New grass was already coming up, deliciously sweet in the spring, but he was not grazing. Standing in the corner of the pasture, it seemed that he was where he was, not for the grass, but… I have to say it this way… for something more important, something that drew him away from the barn, through the board fence, over a stone wall, and to the place where Jet was buried. He was standing, immobile and at rest, next to Jet’s grave.
Now I am the one standing next to Jet’s grave, and Jimmy Buck’s grave is very close to where he was standing all those years ago. He lived the last eleven years of his long life alone, here in my barn and paddocks, and he met the end with the toughness of his breed, standing four-square at age 40. How could I ask for more?
I’m here between their graves, and they’re on either side of me: Jimmy Buck and Jet, still separated, but close, closer probably than they would have allowed in life. And it becomes clear to me why I have not come with my roses for such a long time.
I see the years in chapters. Each chapter has a title, and as the focus of a chapter changes, so also does the title, but the change of title signifies not only the opening of a new phase of experience, but also the closing of the chapter that came before.

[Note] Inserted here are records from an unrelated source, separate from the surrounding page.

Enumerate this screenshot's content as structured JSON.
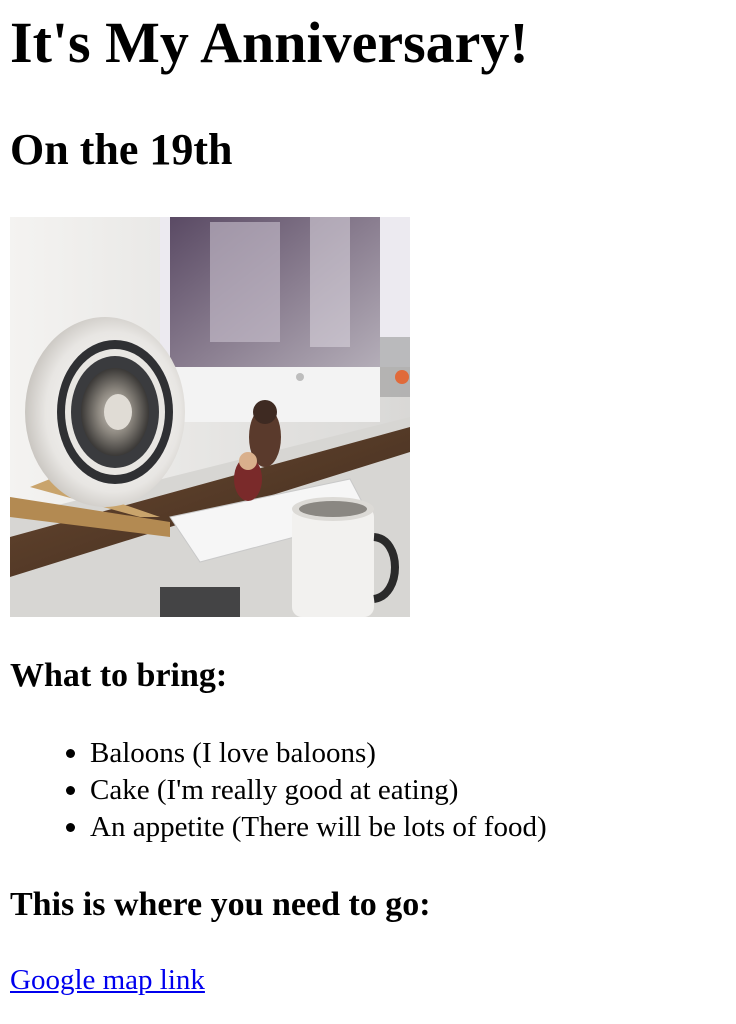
{
  "page": {
    "title": "It's My Anniversary!",
    "subtitle": "On the 19th"
  },
  "photo": {
    "alt": "desk with speaker, monitor, figurine and mug"
  },
  "bring": {
    "heading": "What to bring:",
    "items": [
      {
        "label": "Baloons (I love baloons)"
      },
      {
        "label": "Cake (I'm really good at eating)"
      },
      {
        "label": "An appetite (There will be lots of food)"
      }
    ]
  },
  "location": {
    "heading": "This is where you need to go:",
    "link_label": "Google map link",
    "link_color": "#0000ee"
  }
}
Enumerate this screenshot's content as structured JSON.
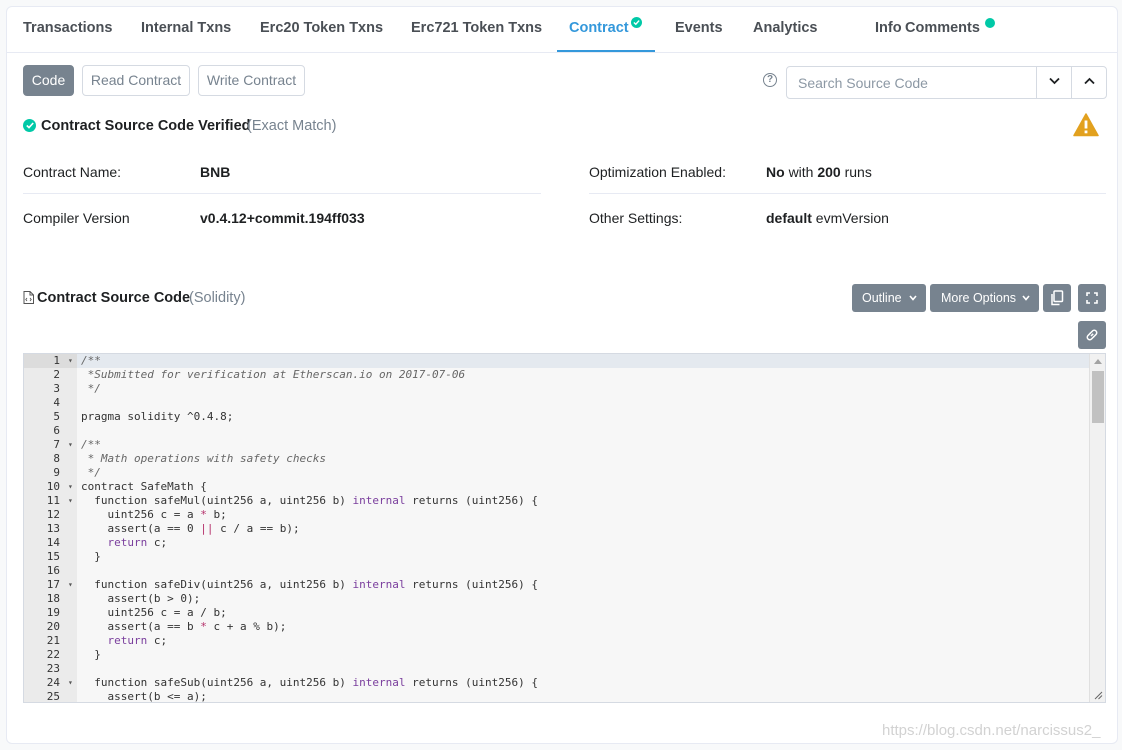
{
  "tabs": [
    {
      "label": "Transactions"
    },
    {
      "label": "Internal Txns"
    },
    {
      "label": "Erc20 Token Txns"
    },
    {
      "label": "Erc721 Token Txns"
    },
    {
      "label": "Contract"
    },
    {
      "label": "Events"
    },
    {
      "label": "Analytics"
    },
    {
      "label": "Info"
    },
    {
      "label": "Comments"
    }
  ],
  "active_tab": "Contract",
  "accent_color": "#3498db",
  "badge_color": "#00c9a7",
  "subnav": {
    "code": "Code",
    "read": "Read Contract",
    "write": "Write Contract"
  },
  "search": {
    "placeholder": "Search Source Code",
    "help": "?"
  },
  "verified": {
    "title": "Contract Source Code Verified",
    "subtitle": "(Exact Match)"
  },
  "info": {
    "contract_name_label": "Contract Name:",
    "contract_name_value": "BNB",
    "compiler_label": "Compiler Version",
    "compiler_value": "v0.4.12+commit.194ff033",
    "optimization_label": "Optimization Enabled:",
    "optimization_no": "No",
    "optimization_with": "with",
    "optimization_runs_num": "200",
    "optimization_runs": "runs",
    "other_label": "Other Settings:",
    "other_default": "default",
    "other_evm": "evmVersion"
  },
  "source": {
    "title": "Contract Source Code",
    "lang": "(Solidity)",
    "outline_label": "Outline",
    "more_label": "More Options"
  },
  "code_lines": [
    {
      "n": "1",
      "fold": true,
      "t": [
        [
          "c",
          "/**"
        ]
      ]
    },
    {
      "n": "2",
      "t": [
        [
          "c",
          " *Submitted for verification at Etherscan.io on 2017-07-06"
        ]
      ]
    },
    {
      "n": "3",
      "t": [
        [
          "c",
          " */"
        ]
      ]
    },
    {
      "n": "4",
      "t": []
    },
    {
      "n": "5",
      "t": [
        [
          "p",
          "pragma solidity ^0.4.8;"
        ]
      ]
    },
    {
      "n": "6",
      "t": []
    },
    {
      "n": "7",
      "fold": true,
      "t": [
        [
          "c",
          "/**"
        ]
      ]
    },
    {
      "n": "8",
      "t": [
        [
          "c",
          " * Math operations with safety checks"
        ]
      ]
    },
    {
      "n": "9",
      "t": [
        [
          "c",
          " */"
        ]
      ]
    },
    {
      "n": "10",
      "fold": true,
      "t": [
        [
          "p",
          "contract SafeMath {"
        ]
      ]
    },
    {
      "n": "11",
      "fold": true,
      "t": [
        [
          "p",
          "  function safeMul(uint256 a, uint256 b) "
        ],
        [
          "k",
          "internal"
        ],
        [
          "p",
          " returns (uint256) {"
        ]
      ]
    },
    {
      "n": "12",
      "t": [
        [
          "p",
          "    uint256 c = a "
        ],
        [
          "o",
          "*"
        ],
        [
          "p",
          " b;"
        ]
      ]
    },
    {
      "n": "13",
      "t": [
        [
          "p",
          "    assert(a == 0 "
        ],
        [
          "o",
          "||"
        ],
        [
          "p",
          " c / a == b);"
        ]
      ]
    },
    {
      "n": "14",
      "t": [
        [
          "p",
          "    "
        ],
        [
          "k",
          "return"
        ],
        [
          "p",
          " c;"
        ]
      ]
    },
    {
      "n": "15",
      "t": [
        [
          "p",
          "  }"
        ]
      ]
    },
    {
      "n": "16",
      "t": []
    },
    {
      "n": "17",
      "fold": true,
      "t": [
        [
          "p",
          "  function safeDiv(uint256 a, uint256 b) "
        ],
        [
          "k",
          "internal"
        ],
        [
          "p",
          " returns (uint256) {"
        ]
      ]
    },
    {
      "n": "18",
      "t": [
        [
          "p",
          "    assert(b > 0);"
        ]
      ]
    },
    {
      "n": "19",
      "t": [
        [
          "p",
          "    uint256 c = a / b;"
        ]
      ]
    },
    {
      "n": "20",
      "t": [
        [
          "p",
          "    assert(a == b "
        ],
        [
          "o",
          "*"
        ],
        [
          "p",
          " c + a % b);"
        ]
      ]
    },
    {
      "n": "21",
      "t": [
        [
          "p",
          "    "
        ],
        [
          "k",
          "return"
        ],
        [
          "p",
          " c;"
        ]
      ]
    },
    {
      "n": "22",
      "t": [
        [
          "p",
          "  }"
        ]
      ]
    },
    {
      "n": "23",
      "t": []
    },
    {
      "n": "24",
      "fold": true,
      "t": [
        [
          "p",
          "  function safeSub(uint256 a, uint256 b) "
        ],
        [
          "k",
          "internal"
        ],
        [
          "p",
          " returns (uint256) {"
        ]
      ]
    },
    {
      "n": "25",
      "t": [
        [
          "p",
          "    assert(b <= a);"
        ]
      ]
    }
  ],
  "watermark": "https://blog.csdn.net/narcissus2_"
}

In early years when I and maybe you were young, the closing of each chapter was an exciting journey into the next. There was so much to be learned and experienced that we couldn’t wait to be shed of what went before so that we could get on with the next and see what revelations it held.
Through the years, we accumulate so many chapters and so much experience that it seems we have “had it all,” and now instead of adding chapters and experiences, we are closing chapters, ending parts of our lives that we can no longer hold onto, with little likelihood of new and exciting revelations to come.
And so, today I knew it had to be done. I could no longer avoid it. With four red roses and some florist’s wire, I walked to my horses’ graves, and as I wired a rose to the fence post beside each grave, I spoke each horse’s name and said what I might have said to them if they were here. When it was done, I had to walk away, leave them behind, close my best chapter.